■ **Exercise goal**:
For the string "data", find every matching line in the records and copy it.

........

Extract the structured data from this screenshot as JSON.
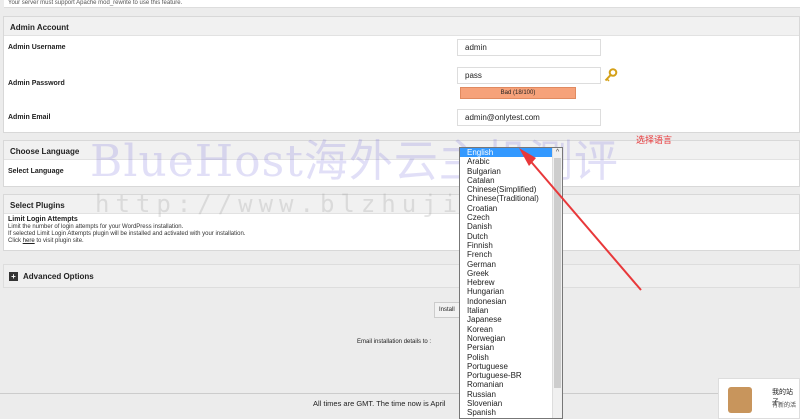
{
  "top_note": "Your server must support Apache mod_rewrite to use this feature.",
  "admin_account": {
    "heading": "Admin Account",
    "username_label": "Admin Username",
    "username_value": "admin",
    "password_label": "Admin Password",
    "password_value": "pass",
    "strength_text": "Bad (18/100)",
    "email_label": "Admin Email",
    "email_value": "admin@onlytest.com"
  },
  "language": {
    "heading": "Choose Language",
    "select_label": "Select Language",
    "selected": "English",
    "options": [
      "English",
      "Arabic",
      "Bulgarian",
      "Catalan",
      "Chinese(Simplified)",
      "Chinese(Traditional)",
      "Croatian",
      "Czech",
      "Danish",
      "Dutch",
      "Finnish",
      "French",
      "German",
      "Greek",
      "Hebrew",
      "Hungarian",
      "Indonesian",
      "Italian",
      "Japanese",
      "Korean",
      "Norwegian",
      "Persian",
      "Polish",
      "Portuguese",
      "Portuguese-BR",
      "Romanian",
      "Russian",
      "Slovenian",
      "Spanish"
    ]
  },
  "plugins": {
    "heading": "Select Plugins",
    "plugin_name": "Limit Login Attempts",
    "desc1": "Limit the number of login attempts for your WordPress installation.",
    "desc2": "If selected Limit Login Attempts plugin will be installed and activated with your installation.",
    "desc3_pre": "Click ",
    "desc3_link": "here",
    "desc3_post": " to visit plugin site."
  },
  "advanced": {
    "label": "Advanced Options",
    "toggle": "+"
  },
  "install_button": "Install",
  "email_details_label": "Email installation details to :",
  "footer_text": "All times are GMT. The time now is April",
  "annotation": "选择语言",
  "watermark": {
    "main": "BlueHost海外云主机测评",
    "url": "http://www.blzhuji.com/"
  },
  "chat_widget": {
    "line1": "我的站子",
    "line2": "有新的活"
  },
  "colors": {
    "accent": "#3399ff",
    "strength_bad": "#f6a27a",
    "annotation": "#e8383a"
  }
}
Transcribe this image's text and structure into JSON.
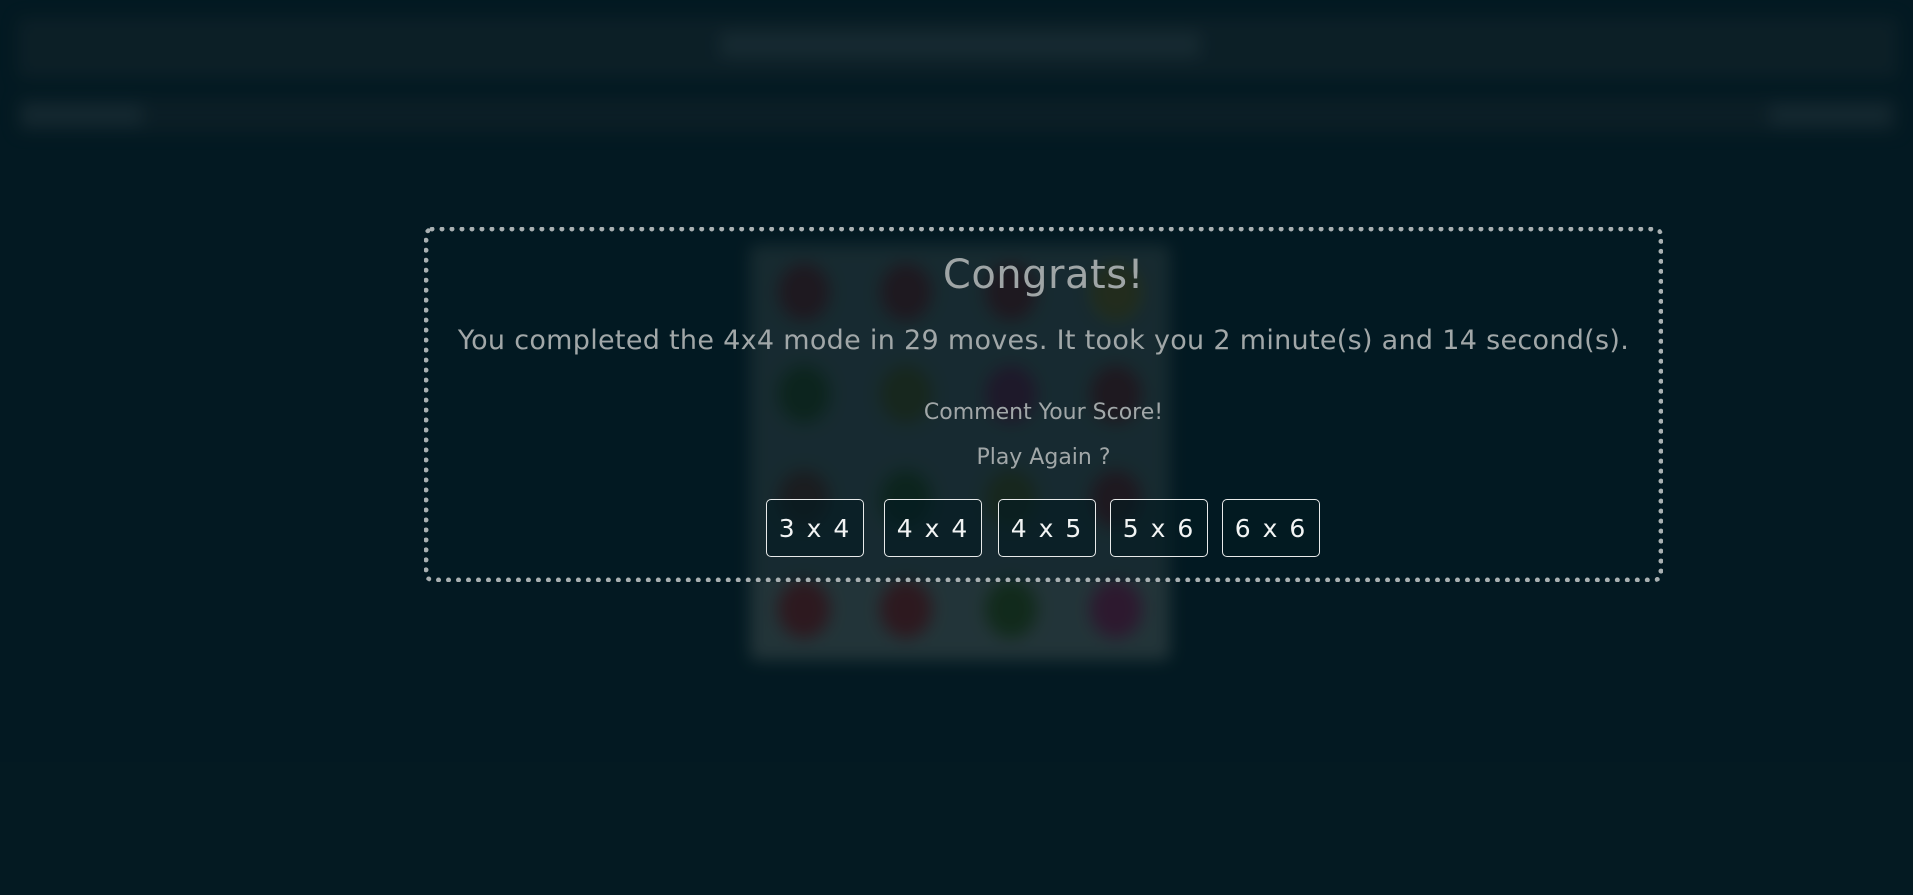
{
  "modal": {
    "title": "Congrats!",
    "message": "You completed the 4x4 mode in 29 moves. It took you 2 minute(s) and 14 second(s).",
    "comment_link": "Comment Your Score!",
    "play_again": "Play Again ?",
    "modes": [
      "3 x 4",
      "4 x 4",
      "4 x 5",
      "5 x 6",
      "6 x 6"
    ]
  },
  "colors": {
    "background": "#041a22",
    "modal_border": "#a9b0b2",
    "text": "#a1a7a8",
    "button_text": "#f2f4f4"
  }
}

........

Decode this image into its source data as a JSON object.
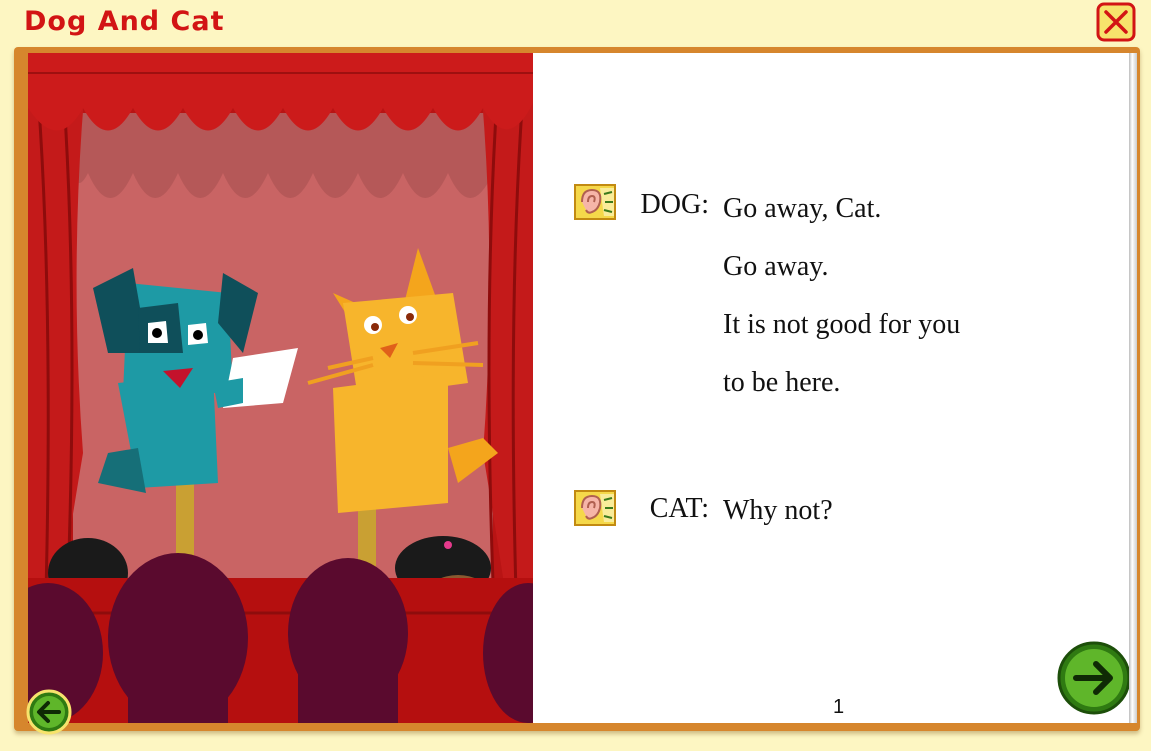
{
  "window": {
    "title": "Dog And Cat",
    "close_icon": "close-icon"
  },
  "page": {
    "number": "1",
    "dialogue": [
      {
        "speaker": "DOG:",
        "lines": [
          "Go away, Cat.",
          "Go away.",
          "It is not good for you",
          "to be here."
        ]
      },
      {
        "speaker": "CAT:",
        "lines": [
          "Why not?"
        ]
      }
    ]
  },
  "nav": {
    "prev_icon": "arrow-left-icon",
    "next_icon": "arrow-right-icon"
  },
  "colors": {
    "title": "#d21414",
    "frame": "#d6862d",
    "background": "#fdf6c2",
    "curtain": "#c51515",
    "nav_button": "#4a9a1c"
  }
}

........

■ **Solution to this problem**:
Extract the structured data from this screenshot as JSON.
Decode this image into its source data as a JSON object.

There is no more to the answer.